▶
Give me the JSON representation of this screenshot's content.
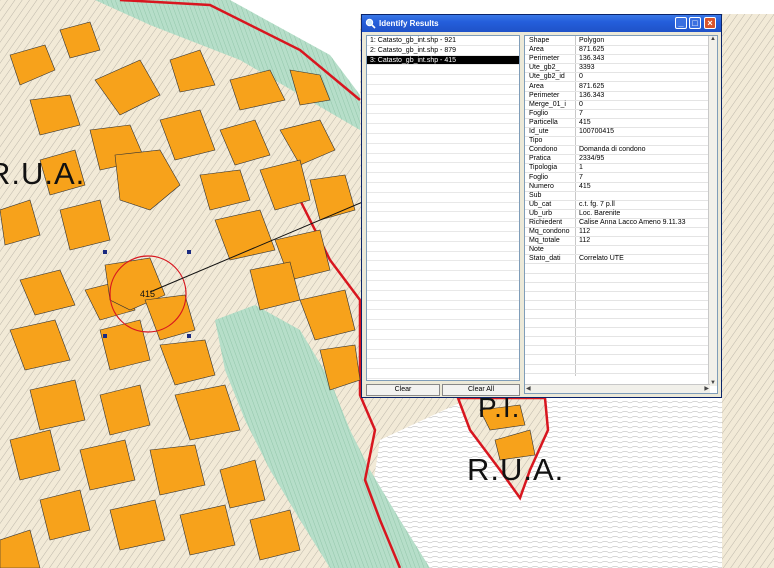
{
  "map": {
    "labels": {
      "rua_top_left": "R.U.A.",
      "pi_right": "P.I.",
      "rua_right": "R.U.A.",
      "parcel_number": "415"
    },
    "colors": {
      "background": "#f2ead7",
      "parcel_fill": "#f7a21b",
      "green_zone": "#a9d8bf",
      "boundary": "#d8161f",
      "selection_circle": "#d8161f",
      "lines": "#555555"
    }
  },
  "window": {
    "title": "Identify Results",
    "buttons": {
      "minimize": "_",
      "maximize": "□",
      "close": "×"
    },
    "results": [
      "1:  Catasto_gb_int.shp - 921",
      "2:  Catasto_gb_int.shp - 879",
      "3:  Catasto_gb_int.shp - 415"
    ],
    "selected_index": 2,
    "clear_label": "Clear",
    "clear_all_label": "Clear All",
    "attributes": [
      {
        "key": "Shape",
        "value": "Polygon"
      },
      {
        "key": "Area",
        "value": "871.625"
      },
      {
        "key": "Perimeter",
        "value": "136.343"
      },
      {
        "key": "Ute_gb2_",
        "value": "3393"
      },
      {
        "key": "Ute_gb2_id",
        "value": "0"
      },
      {
        "key": "Area",
        "value": "871.625"
      },
      {
        "key": "Perimeter",
        "value": "136.343"
      },
      {
        "key": "Merge_01_i",
        "value": "0"
      },
      {
        "key": "Foglio",
        "value": "7"
      },
      {
        "key": "Particella",
        "value": "415"
      },
      {
        "key": "Id_ute",
        "value": "100700415"
      },
      {
        "key": "Tipo",
        "value": ""
      },
      {
        "key": "Condono",
        "value": "Domanda di condono"
      },
      {
        "key": "Pratica",
        "value": "2334/95"
      },
      {
        "key": "Tipologia",
        "value": "1"
      },
      {
        "key": "Foglio",
        "value": "7"
      },
      {
        "key": "Numero",
        "value": "415"
      },
      {
        "key": "Sub",
        "value": ""
      },
      {
        "key": "Ub_cat",
        "value": "c.t. fg. 7   p.ll"
      },
      {
        "key": "Ub_urb",
        "value": "Loc. Barenite"
      },
      {
        "key": "Richiedent",
        "value": "Calise Anna Lacco Ameno 9.11.33"
      },
      {
        "key": "Mq_condono",
        "value": "112"
      },
      {
        "key": "Mq_totale",
        "value": "112"
      },
      {
        "key": "Note",
        "value": ""
      },
      {
        "key": "Stato_dati",
        "value": "Correlato UTE"
      }
    ]
  }
}
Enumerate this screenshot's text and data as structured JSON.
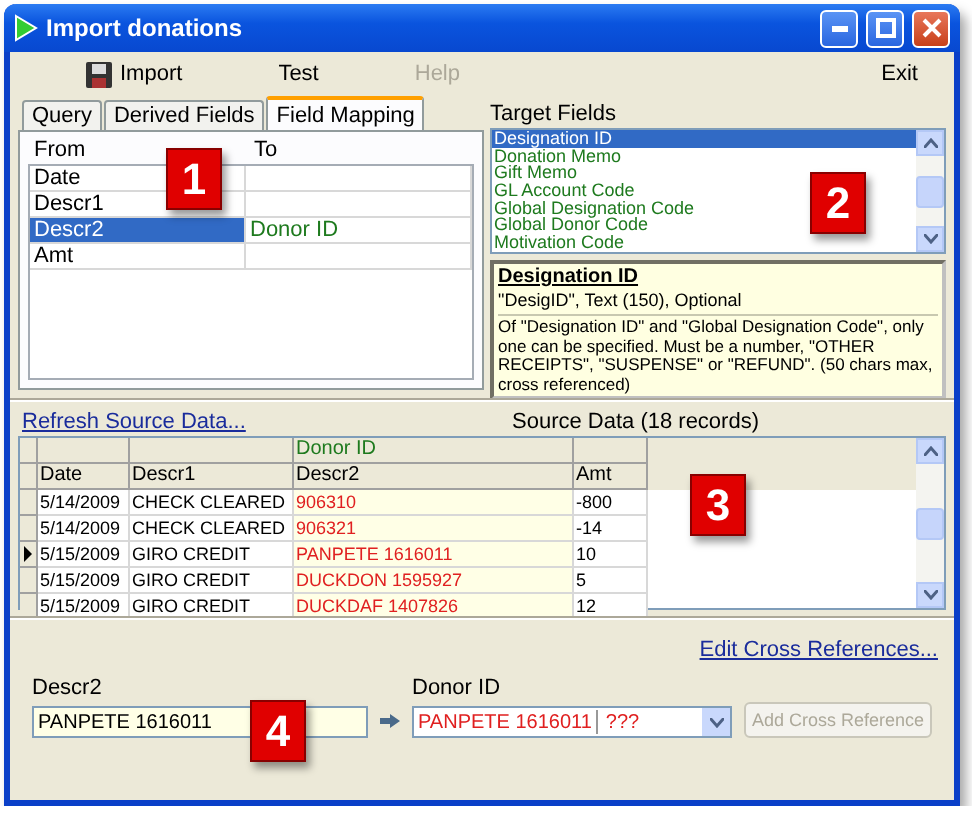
{
  "window": {
    "title": "Import donations"
  },
  "toolbar": [
    {
      "label": "Import",
      "disabled": false,
      "kind": "icon"
    },
    {
      "label": "Test",
      "disabled": false,
      "kind": "text"
    },
    {
      "label": "Help",
      "disabled": true,
      "kind": "text"
    },
    {
      "label": "Exit",
      "disabled": false,
      "kind": "text"
    }
  ],
  "tabs": [
    {
      "label": "Query",
      "selected": false
    },
    {
      "label": "Derived Fields",
      "selected": false
    },
    {
      "label": "Field Mapping",
      "selected": true
    }
  ],
  "mapping": {
    "columns": [
      "From",
      "To"
    ],
    "rows": [
      {
        "from": "Date",
        "to": "",
        "selected": false
      },
      {
        "from": "Descr1",
        "to": "",
        "selected": false
      },
      {
        "from": "Descr2",
        "to": "Donor ID",
        "selected": true
      },
      {
        "from": "Amt",
        "to": "",
        "selected": false
      }
    ]
  },
  "target_fields": {
    "label": "Target Fields",
    "items": [
      {
        "label": "Designation ID",
        "selected": true
      },
      {
        "label": "Donation Memo",
        "selected": false
      },
      {
        "label": "Gift Memo",
        "selected": false
      },
      {
        "label": "GL Account Code",
        "selected": false
      },
      {
        "label": "Global Designation Code",
        "selected": false
      },
      {
        "label": "Global Donor Code",
        "selected": false
      },
      {
        "label": "Motivation Code",
        "selected": false
      }
    ]
  },
  "field_info": {
    "title": "Designation ID",
    "summary": "\"DesigID\", Text (150), Optional",
    "description": "Of \"Designation ID\" and \"Global Designation Code\", only one can be specified.  Must be a number, \"OTHER RECEIPTS\", \"SUSPENSE\" or \"REFUND\".   (50 chars max, cross referenced)"
  },
  "source": {
    "refresh_link": "Refresh Source Data...",
    "title": "Source Data (18 records)",
    "group_header": "Donor ID",
    "columns": [
      "Date",
      "Descr1",
      "Descr2",
      "Amt"
    ],
    "rows": [
      {
        "date": "5/14/2009",
        "descr1": "CHECK CLEARED",
        "descr2": "906310",
        "amt": "-800",
        "current": false
      },
      {
        "date": "5/14/2009",
        "descr1": "CHECK CLEARED",
        "descr2": "906321",
        "amt": "-14",
        "current": false
      },
      {
        "date": "5/15/2009",
        "descr1": "GIRO CREDIT",
        "descr2": "PANPETE 1616011",
        "amt": "10",
        "current": true
      },
      {
        "date": "5/15/2009",
        "descr1": "GIRO CREDIT",
        "descr2": "DUCKDON 1595927",
        "amt": "5",
        "current": false
      },
      {
        "date": "5/15/2009",
        "descr1": "GIRO CREDIT",
        "descr2": "DUCKDAF 1407826",
        "amt": "12",
        "current": false
      }
    ]
  },
  "cross_reference": {
    "edit_link": "Edit Cross References...",
    "source_label": "Descr2",
    "source_value": "PANPETE 1616011",
    "target_label": "Donor ID",
    "target_value": "PANPETE 1616011",
    "target_suffix": "???",
    "add_button": {
      "label": "Add Cross Reference",
      "disabled": true
    }
  },
  "callouts": [
    "1",
    "2",
    "3",
    "4"
  ]
}
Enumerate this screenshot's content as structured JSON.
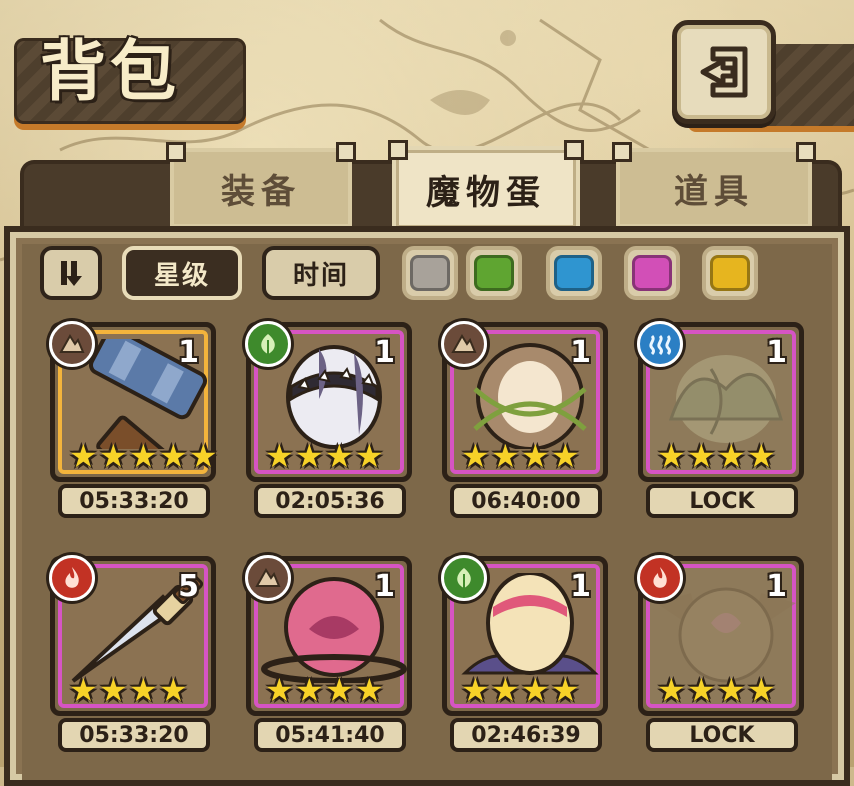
{
  "header": {
    "title": "背包"
  },
  "tabs": [
    {
      "label": "装备",
      "active": false
    },
    {
      "label": "魔物蛋",
      "active": true
    },
    {
      "label": "道具",
      "active": false
    }
  ],
  "filters": {
    "sort_icon": "sort-toggle-icon",
    "star_label": "星级",
    "time_label": "时间",
    "colors": [
      "#a8a29a",
      "#5fa531",
      "#2f95d0",
      "#d24fb7",
      "#e6b51f"
    ]
  },
  "items": [
    {
      "element": "earth",
      "count": "1",
      "stars": 5,
      "timer": "05:33:20",
      "rarity": "gold",
      "art": "hammer"
    },
    {
      "element": "nature",
      "count": "1",
      "stars": 4,
      "timer": "02:05:36",
      "rarity": "purple",
      "art": "spiked-egg"
    },
    {
      "element": "earth",
      "count": "1",
      "stars": 4,
      "timer": "06:40:00",
      "rarity": "purple",
      "art": "furry-egg"
    },
    {
      "element": "water",
      "count": "1",
      "stars": 4,
      "timer": "LOCK",
      "rarity": "purple",
      "art": "leaf-egg-locked"
    },
    {
      "element": "fire",
      "count": "5",
      "stars": 4,
      "timer": "05:33:20",
      "rarity": "purple",
      "art": "dagger"
    },
    {
      "element": "earth",
      "count": "1",
      "stars": 4,
      "timer": "05:41:40",
      "rarity": "purple",
      "art": "thorn-egg"
    },
    {
      "element": "nature",
      "count": "1",
      "stars": 4,
      "timer": "02:46:39",
      "rarity": "purple",
      "art": "feather-egg"
    },
    {
      "element": "fire",
      "count": "1",
      "stars": 4,
      "timer": "LOCK",
      "rarity": "purple",
      "art": "bat-egg-locked"
    }
  ]
}
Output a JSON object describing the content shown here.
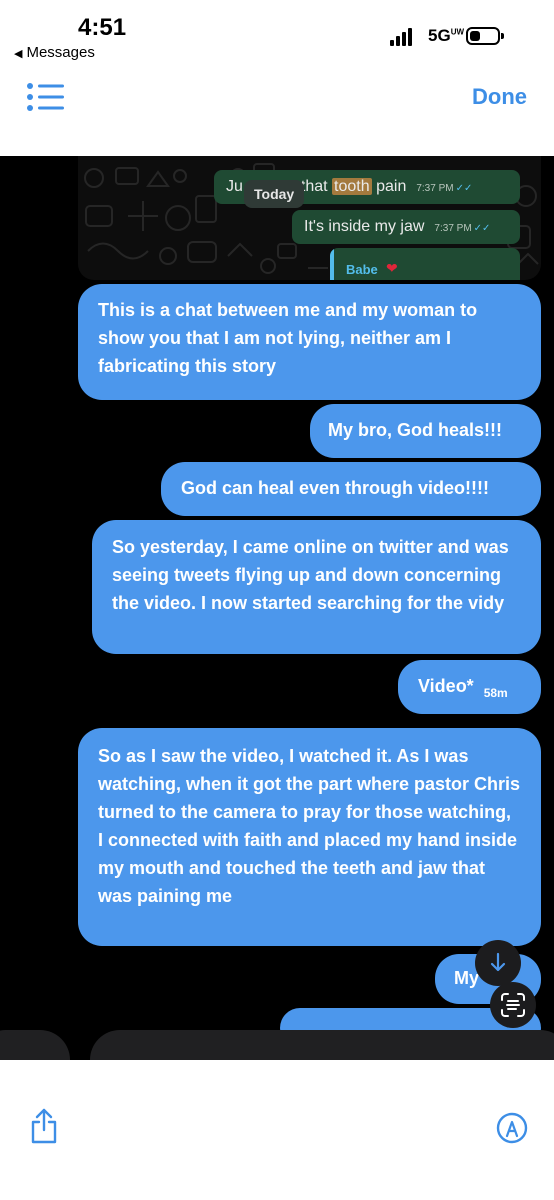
{
  "status_bar": {
    "time": "4:51",
    "back_label": "Messages",
    "network": "5G",
    "network_superscript": "UW"
  },
  "toolbar": {
    "done_label": "Done"
  },
  "screenshot": {
    "whatsapp": {
      "bubble1": {
        "pre": "Ju",
        "post": "that",
        "highlight": "tooth",
        "tail": "pain",
        "time": "7:37 PM"
      },
      "bubble2": {
        "text": "It's inside my jaw",
        "time": "7:37 PM"
      },
      "date_chip": "Today",
      "reply_name": "Babe",
      "reply_icon": "heart-emoji"
    },
    "messages": [
      {
        "text": "This is a chat between me and my woman to show you that I am not lying, neither am I fabricating this story"
      },
      {
        "text": "My bro, God heals!!!"
      },
      {
        "text": "God can heal even through video!!!!"
      },
      {
        "text": "So yesterday, I came online on twitter and was seeing tweets flying up and down concerning the video. I now started searching for the vidy"
      },
      {
        "text": "Video*",
        "time": "58m"
      },
      {
        "text": "So as I saw the video, I watched it. As I was watching, when it got the part where pastor Chris turned to the camera to pray for those watching, I connected with faith and placed my hand inside my mouth and touched the teeth and jaw that was paining me"
      },
      {
        "text": "My"
      }
    ]
  },
  "icons": {
    "list": "list-icon",
    "share": "share-icon",
    "markup": "markup-pen-icon",
    "scroll_down": "arrow-down-icon",
    "live_text": "live-text-icon"
  },
  "colors": {
    "accent": "#3d8ee6",
    "bubble": "#4c97ec",
    "wa_bubble": "#1f4a33"
  }
}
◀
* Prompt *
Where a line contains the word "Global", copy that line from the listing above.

* Reply *
        "label": "Global Designation Code",
        "label": "Global Donor Code",
    "description": "Of \"Designation ID\" and \"Global Designation Code\", only one can be specified.  Must be a number, \"OTHER RECEIPTS\", \"SUSPENSE\" or \"REFUND\".   (50 chars max, cross referenced)"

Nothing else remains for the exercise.